Input records: Begin

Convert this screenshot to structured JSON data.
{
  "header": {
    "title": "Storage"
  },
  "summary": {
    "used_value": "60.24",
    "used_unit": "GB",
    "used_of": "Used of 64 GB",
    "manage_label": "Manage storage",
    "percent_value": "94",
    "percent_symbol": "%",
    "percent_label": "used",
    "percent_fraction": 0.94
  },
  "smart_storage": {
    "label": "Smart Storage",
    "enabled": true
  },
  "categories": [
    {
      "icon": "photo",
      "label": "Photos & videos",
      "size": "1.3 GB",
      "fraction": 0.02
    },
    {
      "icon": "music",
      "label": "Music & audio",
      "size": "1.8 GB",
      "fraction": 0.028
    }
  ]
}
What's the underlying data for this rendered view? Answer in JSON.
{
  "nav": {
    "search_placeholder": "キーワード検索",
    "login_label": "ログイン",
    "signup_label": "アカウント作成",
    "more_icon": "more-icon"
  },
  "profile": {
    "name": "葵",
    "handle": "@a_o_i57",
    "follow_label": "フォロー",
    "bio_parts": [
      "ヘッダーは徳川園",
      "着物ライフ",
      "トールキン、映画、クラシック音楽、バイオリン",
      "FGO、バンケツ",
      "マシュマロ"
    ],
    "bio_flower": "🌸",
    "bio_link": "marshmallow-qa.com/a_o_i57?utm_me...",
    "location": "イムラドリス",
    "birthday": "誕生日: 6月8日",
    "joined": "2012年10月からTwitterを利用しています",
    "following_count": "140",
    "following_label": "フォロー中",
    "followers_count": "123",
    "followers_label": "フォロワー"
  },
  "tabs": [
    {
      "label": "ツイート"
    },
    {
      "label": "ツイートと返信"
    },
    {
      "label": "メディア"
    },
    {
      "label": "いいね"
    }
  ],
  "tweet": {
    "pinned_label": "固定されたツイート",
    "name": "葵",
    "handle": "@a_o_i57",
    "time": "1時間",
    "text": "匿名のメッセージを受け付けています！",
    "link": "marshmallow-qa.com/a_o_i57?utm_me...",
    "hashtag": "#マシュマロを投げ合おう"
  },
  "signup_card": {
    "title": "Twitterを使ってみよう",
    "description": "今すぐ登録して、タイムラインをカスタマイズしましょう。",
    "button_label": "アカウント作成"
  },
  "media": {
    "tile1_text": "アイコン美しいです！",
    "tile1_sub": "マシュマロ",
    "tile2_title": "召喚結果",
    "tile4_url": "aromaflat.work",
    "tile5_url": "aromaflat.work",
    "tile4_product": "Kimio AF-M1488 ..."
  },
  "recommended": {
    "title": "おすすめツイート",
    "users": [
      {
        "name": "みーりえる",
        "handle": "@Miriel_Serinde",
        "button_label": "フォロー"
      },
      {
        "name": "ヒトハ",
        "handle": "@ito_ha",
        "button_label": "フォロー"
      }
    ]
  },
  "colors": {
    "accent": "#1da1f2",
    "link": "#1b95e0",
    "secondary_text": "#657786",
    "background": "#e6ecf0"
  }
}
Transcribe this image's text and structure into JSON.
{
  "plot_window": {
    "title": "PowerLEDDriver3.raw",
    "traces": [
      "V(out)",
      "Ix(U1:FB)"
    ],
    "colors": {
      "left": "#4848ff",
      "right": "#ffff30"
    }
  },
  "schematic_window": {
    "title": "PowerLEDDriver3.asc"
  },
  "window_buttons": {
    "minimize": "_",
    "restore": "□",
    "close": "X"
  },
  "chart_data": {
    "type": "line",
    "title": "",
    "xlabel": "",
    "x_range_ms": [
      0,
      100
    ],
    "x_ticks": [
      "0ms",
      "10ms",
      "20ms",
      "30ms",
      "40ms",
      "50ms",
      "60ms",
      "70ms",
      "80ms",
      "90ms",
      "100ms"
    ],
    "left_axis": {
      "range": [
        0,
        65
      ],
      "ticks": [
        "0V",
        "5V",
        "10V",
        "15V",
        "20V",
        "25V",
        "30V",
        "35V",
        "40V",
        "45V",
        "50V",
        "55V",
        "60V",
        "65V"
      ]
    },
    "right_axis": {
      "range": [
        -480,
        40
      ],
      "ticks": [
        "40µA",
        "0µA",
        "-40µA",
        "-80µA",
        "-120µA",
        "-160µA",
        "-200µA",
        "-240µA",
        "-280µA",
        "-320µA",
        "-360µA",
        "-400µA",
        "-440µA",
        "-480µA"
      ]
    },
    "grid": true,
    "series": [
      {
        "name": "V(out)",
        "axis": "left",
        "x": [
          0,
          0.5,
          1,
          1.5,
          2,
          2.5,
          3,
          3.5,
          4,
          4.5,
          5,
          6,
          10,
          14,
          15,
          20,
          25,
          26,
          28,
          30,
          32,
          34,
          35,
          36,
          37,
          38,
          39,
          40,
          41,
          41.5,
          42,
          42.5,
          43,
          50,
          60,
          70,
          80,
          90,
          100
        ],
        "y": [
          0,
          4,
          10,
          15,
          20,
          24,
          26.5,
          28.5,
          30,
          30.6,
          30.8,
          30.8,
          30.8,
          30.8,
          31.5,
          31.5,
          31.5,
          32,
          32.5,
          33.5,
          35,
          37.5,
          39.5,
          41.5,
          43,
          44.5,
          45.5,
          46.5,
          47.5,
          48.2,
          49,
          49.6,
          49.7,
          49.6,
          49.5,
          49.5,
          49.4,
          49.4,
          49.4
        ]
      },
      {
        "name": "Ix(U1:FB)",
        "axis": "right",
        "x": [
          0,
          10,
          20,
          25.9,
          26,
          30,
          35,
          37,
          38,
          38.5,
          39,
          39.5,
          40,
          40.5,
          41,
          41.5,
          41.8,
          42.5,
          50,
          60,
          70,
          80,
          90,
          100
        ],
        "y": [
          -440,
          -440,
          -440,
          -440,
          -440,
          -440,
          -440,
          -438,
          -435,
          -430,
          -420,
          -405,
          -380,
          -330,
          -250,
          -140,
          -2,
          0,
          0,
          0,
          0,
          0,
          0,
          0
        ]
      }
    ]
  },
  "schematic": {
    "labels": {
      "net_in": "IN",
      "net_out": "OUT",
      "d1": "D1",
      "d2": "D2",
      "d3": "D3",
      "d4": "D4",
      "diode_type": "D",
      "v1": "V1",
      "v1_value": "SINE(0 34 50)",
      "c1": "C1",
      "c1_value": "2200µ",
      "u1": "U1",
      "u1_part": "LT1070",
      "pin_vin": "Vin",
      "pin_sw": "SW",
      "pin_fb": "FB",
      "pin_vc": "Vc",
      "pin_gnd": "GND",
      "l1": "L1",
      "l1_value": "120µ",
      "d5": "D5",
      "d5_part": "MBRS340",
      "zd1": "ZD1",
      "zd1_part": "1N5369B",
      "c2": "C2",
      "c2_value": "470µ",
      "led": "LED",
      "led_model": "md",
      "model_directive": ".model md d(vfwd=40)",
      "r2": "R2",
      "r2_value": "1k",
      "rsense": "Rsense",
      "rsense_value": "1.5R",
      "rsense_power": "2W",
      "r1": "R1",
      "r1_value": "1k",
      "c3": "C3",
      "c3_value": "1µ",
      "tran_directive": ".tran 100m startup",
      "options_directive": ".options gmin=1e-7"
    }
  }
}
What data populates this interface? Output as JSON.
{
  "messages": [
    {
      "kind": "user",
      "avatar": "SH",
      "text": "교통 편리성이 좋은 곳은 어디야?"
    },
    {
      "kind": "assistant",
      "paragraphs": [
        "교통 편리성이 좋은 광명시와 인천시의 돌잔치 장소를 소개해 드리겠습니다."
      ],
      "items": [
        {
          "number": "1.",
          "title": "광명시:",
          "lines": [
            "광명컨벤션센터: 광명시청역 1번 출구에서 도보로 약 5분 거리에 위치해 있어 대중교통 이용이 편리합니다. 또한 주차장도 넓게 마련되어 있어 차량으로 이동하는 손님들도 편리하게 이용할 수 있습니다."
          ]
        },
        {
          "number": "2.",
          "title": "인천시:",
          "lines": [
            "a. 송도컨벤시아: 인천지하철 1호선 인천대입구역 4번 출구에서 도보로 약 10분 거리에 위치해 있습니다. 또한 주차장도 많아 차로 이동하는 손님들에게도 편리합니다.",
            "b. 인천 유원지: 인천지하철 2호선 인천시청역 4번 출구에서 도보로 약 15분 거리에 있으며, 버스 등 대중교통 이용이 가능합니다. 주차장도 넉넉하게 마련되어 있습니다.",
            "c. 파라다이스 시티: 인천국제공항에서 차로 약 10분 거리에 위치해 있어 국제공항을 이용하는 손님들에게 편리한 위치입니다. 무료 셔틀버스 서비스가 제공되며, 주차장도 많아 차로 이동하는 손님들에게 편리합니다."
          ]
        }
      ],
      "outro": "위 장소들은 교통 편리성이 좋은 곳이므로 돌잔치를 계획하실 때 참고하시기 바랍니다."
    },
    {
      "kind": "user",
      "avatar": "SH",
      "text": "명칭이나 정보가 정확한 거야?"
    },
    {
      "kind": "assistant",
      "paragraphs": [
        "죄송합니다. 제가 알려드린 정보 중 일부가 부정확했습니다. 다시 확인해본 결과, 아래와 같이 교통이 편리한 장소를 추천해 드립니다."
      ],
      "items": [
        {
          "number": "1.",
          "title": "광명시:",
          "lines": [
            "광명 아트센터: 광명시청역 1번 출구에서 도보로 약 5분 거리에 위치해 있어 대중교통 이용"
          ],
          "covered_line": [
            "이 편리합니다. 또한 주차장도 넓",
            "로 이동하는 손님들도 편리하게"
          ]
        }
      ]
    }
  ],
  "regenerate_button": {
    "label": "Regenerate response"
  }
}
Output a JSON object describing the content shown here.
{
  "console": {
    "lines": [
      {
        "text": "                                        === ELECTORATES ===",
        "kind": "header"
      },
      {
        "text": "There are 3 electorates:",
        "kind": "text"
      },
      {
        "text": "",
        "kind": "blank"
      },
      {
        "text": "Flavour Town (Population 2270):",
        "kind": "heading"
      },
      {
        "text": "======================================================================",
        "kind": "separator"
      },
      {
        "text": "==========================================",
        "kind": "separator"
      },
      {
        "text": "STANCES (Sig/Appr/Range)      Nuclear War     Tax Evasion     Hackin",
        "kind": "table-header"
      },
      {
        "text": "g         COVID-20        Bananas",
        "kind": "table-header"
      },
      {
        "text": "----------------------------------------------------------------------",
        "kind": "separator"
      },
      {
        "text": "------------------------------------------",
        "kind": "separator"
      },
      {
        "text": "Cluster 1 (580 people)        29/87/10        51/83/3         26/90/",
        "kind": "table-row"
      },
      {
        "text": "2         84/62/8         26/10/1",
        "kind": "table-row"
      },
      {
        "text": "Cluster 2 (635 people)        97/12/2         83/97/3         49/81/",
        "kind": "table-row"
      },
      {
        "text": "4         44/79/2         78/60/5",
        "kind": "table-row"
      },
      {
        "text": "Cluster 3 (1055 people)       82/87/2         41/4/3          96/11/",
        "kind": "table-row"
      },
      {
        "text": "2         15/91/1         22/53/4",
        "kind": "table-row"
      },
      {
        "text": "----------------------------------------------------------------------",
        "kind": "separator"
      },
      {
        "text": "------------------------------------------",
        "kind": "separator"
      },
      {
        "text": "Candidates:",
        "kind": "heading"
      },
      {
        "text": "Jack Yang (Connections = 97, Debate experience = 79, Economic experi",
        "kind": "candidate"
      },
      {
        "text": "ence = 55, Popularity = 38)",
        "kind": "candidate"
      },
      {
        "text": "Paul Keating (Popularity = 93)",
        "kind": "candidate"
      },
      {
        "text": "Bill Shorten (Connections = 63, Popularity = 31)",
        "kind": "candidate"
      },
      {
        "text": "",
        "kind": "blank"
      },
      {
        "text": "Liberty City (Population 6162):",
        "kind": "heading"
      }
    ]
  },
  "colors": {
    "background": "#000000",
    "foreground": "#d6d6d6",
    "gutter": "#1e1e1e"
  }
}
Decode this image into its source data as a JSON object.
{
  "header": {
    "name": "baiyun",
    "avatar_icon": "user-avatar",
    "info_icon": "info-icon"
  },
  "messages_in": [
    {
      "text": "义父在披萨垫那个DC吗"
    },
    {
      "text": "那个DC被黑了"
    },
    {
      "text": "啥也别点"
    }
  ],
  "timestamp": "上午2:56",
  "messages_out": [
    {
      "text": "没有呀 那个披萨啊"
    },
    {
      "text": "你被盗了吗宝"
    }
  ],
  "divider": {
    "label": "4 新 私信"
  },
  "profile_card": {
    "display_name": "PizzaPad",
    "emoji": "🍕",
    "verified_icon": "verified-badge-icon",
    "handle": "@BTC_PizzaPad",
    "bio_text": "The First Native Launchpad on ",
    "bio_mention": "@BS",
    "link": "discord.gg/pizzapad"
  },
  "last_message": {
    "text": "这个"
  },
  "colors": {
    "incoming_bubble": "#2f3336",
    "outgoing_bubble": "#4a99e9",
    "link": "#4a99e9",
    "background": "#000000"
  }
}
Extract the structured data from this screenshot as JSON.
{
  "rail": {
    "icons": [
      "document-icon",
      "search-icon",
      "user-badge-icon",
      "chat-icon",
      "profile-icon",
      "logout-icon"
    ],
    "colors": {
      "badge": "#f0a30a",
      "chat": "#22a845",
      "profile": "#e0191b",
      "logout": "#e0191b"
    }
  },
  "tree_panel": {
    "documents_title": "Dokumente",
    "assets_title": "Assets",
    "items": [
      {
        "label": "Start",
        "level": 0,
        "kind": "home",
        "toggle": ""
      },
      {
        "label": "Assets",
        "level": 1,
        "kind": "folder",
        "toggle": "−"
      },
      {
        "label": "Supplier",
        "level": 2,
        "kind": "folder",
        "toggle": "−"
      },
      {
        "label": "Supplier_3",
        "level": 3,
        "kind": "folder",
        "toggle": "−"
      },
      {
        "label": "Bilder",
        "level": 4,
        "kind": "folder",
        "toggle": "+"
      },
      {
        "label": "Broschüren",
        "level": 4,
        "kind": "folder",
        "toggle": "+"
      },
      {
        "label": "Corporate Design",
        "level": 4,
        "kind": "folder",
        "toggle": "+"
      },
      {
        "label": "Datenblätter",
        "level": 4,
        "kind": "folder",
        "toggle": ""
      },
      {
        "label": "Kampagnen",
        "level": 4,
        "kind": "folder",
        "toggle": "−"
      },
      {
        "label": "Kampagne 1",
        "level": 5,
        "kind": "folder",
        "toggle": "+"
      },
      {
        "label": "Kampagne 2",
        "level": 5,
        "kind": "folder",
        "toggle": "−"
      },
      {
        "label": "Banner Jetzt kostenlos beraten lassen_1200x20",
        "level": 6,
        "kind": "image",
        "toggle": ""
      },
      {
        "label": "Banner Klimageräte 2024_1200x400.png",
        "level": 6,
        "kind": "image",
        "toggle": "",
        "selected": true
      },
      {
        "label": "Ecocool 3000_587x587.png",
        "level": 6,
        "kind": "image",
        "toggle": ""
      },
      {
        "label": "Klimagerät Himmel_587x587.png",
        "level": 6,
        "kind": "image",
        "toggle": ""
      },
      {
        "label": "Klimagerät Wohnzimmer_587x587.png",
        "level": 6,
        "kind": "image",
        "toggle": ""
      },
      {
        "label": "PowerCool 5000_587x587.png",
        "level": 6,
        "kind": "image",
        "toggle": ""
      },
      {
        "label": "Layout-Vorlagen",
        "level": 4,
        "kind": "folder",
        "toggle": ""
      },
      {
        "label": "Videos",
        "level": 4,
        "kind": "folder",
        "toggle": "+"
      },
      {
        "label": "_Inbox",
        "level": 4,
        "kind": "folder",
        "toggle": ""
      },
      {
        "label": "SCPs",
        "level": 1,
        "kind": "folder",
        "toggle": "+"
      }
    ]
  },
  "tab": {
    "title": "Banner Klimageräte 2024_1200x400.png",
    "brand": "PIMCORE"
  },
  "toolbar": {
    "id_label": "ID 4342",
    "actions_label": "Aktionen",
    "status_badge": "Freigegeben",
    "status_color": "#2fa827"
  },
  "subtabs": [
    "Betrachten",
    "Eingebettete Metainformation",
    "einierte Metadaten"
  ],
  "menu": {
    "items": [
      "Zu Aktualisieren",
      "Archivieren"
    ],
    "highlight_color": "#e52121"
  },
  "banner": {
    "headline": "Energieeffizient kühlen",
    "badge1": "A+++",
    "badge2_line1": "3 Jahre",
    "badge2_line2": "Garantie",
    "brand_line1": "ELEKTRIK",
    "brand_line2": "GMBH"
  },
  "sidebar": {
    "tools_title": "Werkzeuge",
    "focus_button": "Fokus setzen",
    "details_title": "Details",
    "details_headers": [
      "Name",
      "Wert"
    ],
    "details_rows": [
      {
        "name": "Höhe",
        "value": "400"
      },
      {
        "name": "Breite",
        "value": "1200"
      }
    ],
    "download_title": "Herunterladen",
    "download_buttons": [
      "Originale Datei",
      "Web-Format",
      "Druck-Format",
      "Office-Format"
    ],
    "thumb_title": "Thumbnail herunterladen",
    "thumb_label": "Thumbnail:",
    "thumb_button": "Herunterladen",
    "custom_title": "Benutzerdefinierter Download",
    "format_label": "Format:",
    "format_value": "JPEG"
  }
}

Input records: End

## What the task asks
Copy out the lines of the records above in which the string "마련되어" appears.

## Exercise response
            "광명컨벤션센터: 광명시청역 1번 출구에서 도보로 약 5분 거리에 위치해 있어 대중교통 이용이 편리합니다. 또한 주차장도 넓게 마련되어 있어 차량으로 이동하는 손님들도 편리하게 이용할 수 있습니다."
            "b. 인천 유원지: 인천지하철 2호선 인천시청역 4번 출구에서 도보로 약 15분 거리에 있으며, 버스 등 대중교통 이용이 가능합니다. 주차장도 넉넉하게 마련되어 있습니다.",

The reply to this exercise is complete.